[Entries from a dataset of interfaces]

Segment Open

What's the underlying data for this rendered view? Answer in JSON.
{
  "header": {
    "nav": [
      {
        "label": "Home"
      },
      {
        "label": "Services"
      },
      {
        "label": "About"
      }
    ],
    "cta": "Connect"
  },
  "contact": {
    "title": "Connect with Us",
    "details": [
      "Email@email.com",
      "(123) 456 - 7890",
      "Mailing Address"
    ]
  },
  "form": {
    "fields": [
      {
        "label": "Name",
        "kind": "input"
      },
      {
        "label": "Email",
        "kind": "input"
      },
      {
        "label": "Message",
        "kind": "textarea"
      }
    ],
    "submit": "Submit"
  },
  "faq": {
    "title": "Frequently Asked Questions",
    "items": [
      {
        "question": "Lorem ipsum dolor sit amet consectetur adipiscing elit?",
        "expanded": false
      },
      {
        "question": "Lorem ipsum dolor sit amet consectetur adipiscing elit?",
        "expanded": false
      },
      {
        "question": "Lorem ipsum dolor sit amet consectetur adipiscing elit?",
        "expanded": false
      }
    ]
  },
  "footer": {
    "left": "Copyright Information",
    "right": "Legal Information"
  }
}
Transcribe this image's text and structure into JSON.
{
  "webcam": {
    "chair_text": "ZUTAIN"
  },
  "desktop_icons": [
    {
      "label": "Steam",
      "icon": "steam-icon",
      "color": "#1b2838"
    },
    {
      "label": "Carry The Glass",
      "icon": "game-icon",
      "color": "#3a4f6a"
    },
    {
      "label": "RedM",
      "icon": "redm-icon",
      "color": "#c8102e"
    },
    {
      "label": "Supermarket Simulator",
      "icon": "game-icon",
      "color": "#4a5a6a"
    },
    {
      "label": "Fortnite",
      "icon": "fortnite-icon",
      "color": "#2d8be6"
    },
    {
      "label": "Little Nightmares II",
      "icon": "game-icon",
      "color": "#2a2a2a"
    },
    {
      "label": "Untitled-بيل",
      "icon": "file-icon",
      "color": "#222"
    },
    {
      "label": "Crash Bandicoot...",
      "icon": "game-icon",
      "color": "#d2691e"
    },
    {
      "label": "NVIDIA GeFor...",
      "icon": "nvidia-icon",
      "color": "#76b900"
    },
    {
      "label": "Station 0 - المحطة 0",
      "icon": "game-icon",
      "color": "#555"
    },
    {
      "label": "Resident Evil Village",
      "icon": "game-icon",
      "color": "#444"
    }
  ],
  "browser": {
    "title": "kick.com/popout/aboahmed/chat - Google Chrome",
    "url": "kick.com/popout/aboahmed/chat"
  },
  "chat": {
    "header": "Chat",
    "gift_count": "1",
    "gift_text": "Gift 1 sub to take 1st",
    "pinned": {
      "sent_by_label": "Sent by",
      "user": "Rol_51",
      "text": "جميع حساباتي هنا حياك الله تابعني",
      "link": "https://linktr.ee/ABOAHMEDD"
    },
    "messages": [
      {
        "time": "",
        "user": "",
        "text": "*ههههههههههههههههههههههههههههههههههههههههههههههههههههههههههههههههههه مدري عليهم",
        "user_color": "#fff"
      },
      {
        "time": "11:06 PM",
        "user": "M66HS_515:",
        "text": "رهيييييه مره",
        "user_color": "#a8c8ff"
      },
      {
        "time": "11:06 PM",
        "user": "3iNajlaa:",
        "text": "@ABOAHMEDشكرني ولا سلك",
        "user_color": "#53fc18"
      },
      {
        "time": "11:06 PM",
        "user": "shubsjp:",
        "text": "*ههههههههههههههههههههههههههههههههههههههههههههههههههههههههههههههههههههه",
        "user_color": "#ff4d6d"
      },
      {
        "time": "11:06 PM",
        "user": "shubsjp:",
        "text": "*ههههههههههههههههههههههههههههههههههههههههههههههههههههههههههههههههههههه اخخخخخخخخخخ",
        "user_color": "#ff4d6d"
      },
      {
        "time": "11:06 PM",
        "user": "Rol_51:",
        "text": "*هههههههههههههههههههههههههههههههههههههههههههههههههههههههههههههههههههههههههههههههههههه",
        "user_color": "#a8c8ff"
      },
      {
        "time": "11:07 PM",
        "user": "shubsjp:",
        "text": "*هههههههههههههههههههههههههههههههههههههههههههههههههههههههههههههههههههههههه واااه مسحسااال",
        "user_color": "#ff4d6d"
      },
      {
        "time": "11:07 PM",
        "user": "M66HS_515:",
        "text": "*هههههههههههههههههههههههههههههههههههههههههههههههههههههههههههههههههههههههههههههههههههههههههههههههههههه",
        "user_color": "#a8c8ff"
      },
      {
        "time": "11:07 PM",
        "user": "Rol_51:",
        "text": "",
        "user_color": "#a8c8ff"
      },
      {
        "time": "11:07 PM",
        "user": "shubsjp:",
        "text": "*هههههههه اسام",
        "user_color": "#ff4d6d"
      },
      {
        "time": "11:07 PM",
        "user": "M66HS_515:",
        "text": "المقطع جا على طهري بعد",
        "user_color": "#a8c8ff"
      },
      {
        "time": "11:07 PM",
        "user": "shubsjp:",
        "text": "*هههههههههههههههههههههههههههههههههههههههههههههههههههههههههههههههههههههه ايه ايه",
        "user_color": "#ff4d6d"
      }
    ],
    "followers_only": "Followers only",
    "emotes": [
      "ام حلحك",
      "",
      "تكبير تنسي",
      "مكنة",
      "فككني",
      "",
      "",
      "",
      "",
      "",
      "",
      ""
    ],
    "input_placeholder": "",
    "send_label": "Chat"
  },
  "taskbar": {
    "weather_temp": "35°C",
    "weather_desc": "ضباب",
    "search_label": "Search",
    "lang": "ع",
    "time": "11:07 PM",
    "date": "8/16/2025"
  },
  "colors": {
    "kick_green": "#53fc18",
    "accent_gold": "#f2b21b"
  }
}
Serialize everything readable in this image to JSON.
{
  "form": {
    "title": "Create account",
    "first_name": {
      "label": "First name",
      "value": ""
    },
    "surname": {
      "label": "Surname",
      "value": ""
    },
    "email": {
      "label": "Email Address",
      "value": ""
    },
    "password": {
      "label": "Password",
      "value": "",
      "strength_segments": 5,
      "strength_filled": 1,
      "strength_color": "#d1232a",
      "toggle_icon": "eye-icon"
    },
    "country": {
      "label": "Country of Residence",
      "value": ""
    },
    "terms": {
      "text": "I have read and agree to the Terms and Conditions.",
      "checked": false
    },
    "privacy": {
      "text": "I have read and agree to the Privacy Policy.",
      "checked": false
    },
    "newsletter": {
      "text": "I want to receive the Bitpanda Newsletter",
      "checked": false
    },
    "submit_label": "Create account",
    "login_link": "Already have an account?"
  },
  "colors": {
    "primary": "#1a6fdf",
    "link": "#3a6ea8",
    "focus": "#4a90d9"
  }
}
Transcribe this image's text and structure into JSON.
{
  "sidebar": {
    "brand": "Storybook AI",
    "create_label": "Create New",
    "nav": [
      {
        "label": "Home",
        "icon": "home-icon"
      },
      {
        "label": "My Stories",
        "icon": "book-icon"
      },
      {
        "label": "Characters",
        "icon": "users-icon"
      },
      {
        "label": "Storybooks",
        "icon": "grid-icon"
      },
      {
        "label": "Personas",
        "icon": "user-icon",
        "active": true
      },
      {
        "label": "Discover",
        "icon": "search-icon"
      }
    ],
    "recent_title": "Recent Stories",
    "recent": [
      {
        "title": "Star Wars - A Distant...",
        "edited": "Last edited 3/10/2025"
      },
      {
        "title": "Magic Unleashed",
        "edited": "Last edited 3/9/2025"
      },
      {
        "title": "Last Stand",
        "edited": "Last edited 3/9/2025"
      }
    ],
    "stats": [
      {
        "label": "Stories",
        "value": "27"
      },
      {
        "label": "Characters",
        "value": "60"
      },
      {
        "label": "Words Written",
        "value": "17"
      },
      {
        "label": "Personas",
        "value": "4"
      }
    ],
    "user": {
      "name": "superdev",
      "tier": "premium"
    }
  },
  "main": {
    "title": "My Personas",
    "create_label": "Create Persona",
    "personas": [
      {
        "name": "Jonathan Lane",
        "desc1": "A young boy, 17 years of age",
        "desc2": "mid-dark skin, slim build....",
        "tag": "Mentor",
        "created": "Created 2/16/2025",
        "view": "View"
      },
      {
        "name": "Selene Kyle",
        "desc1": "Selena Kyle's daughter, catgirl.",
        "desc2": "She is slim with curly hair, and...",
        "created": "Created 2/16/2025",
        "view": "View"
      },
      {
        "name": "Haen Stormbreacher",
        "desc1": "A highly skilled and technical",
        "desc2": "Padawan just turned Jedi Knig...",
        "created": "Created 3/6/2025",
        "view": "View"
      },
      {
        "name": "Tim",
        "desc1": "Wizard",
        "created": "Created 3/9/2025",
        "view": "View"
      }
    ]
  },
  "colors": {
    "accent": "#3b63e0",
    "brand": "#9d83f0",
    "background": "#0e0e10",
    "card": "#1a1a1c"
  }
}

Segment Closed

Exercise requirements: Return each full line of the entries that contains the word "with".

Task solution:
    "title": "Connect with Us",
        "desc2": "She is slim with curly hair, and...",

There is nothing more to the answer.